--- START ---

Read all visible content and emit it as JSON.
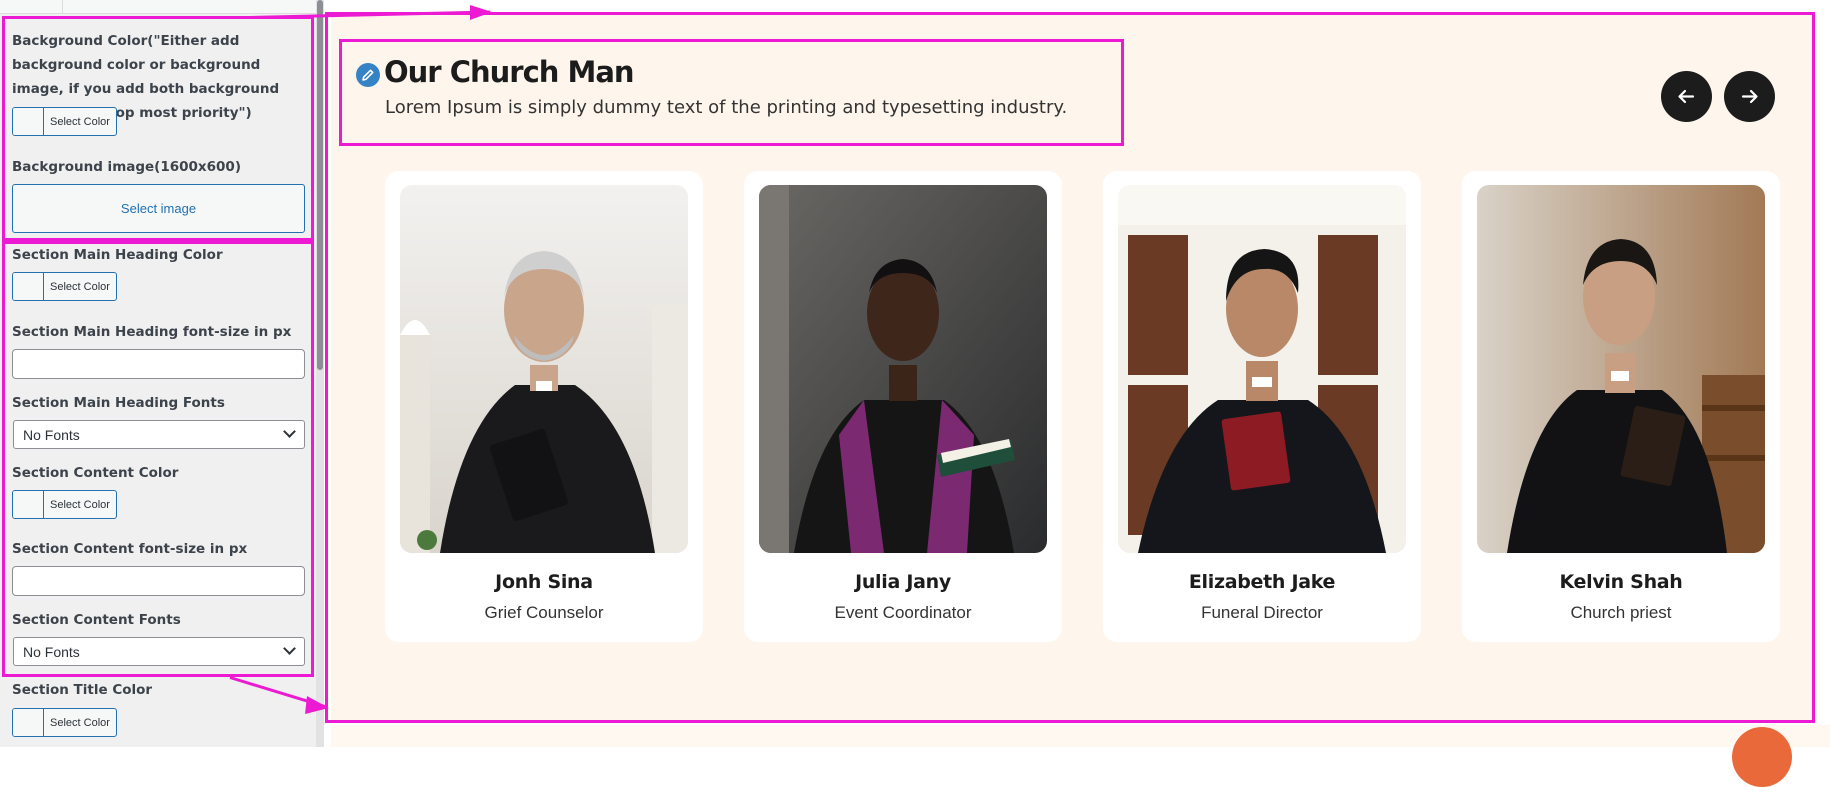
{
  "settings": {
    "bg_color_label": "Background Color(\"Either add background color or background image, if you add both background color will be top most priority\")",
    "select_color": "Select Color",
    "bg_image_label": "Background image(1600x600)",
    "select_image": "Select image",
    "heading_color_label": "Section Main Heading Color",
    "heading_fontsize_label": "Section Main Heading font-size in px",
    "heading_fonts_label": "Section Main Heading Fonts",
    "fonts_value": "No Fonts",
    "content_color_label": "Section Content Color",
    "content_fontsize_label": "Section Content font-size in px",
    "content_fonts_label": "Section Content Fonts",
    "title_color_label": "Section Title Color"
  },
  "section": {
    "title": "Our Church Man",
    "subtitle": "Lorem Ipsum is simply dummy text of the printing and typesetting industry.",
    "background": "#fef6ec"
  },
  "cards": [
    {
      "name": "Jonh Sina",
      "role": "Grief Counselor",
      "icon": "person-photo"
    },
    {
      "name": "Julia Jany",
      "role": "Event Coordinator",
      "icon": "person-photo"
    },
    {
      "name": "Elizabeth Jake",
      "role": "Funeral Director",
      "icon": "person-photo"
    },
    {
      "name": "Kelvin Shah",
      "role": "Church priest",
      "icon": "person-photo"
    }
  ],
  "icons": {
    "prev": "arrow-left-icon",
    "next": "arrow-right-icon",
    "edit": "pencil-icon"
  },
  "colors": {
    "accent": "#2271b1",
    "annotation": "#ec1bd3",
    "nav": "#1c1c1c",
    "fab": "#e9693b"
  }
}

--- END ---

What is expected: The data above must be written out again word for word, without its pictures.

Exercise solution:
Read all visible content and emit it as JSON.
{
  "settings": {
    "bg_color_label": "Background Color(\"Either add background color or background image, if you add both background color will be top most priority\")",
    "select_color": "Select Color",
    "bg_image_label": "Background image(1600x600)",
    "select_image": "Select image",
    "heading_color_label": "Section Main Heading Color",
    "heading_fontsize_label": "Section Main Heading font-size in px",
    "heading_fonts_label": "Section Main Heading Fonts",
    "fonts_value": "No Fonts",
    "content_color_label": "Section Content Color",
    "content_fontsize_label": "Section Content font-size in px",
    "content_fonts_label": "Section Content Fonts",
    "title_color_label": "Section Title Color"
  },
  "section": {
    "title": "Our Church Man",
    "subtitle": "Lorem Ipsum is simply dummy text of the printing and typesetting industry.",
    "background": "#fef6ec"
  },
  "cards": [
    {
      "name": "Jonh Sina",
      "role": "Grief Counselor",
      "icon": "person-photo"
    },
    {
      "name": "Julia Jany",
      "role": "Event Coordinator",
      "icon": "person-photo"
    },
    {
      "name": "Elizabeth Jake",
      "role": "Funeral Director",
      "icon": "person-photo"
    },
    {
      "name": "Kelvin Shah",
      "role": "Church priest",
      "icon": "person-photo"
    }
  ],
  "icons": {
    "prev": "arrow-left-icon",
    "next": "arrow-right-icon",
    "edit": "pencil-icon"
  },
  "colors": {
    "accent": "#2271b1",
    "annotation": "#ec1bd3",
    "nav": "#1c1c1c",
    "fab": "#e9693b"
  }
}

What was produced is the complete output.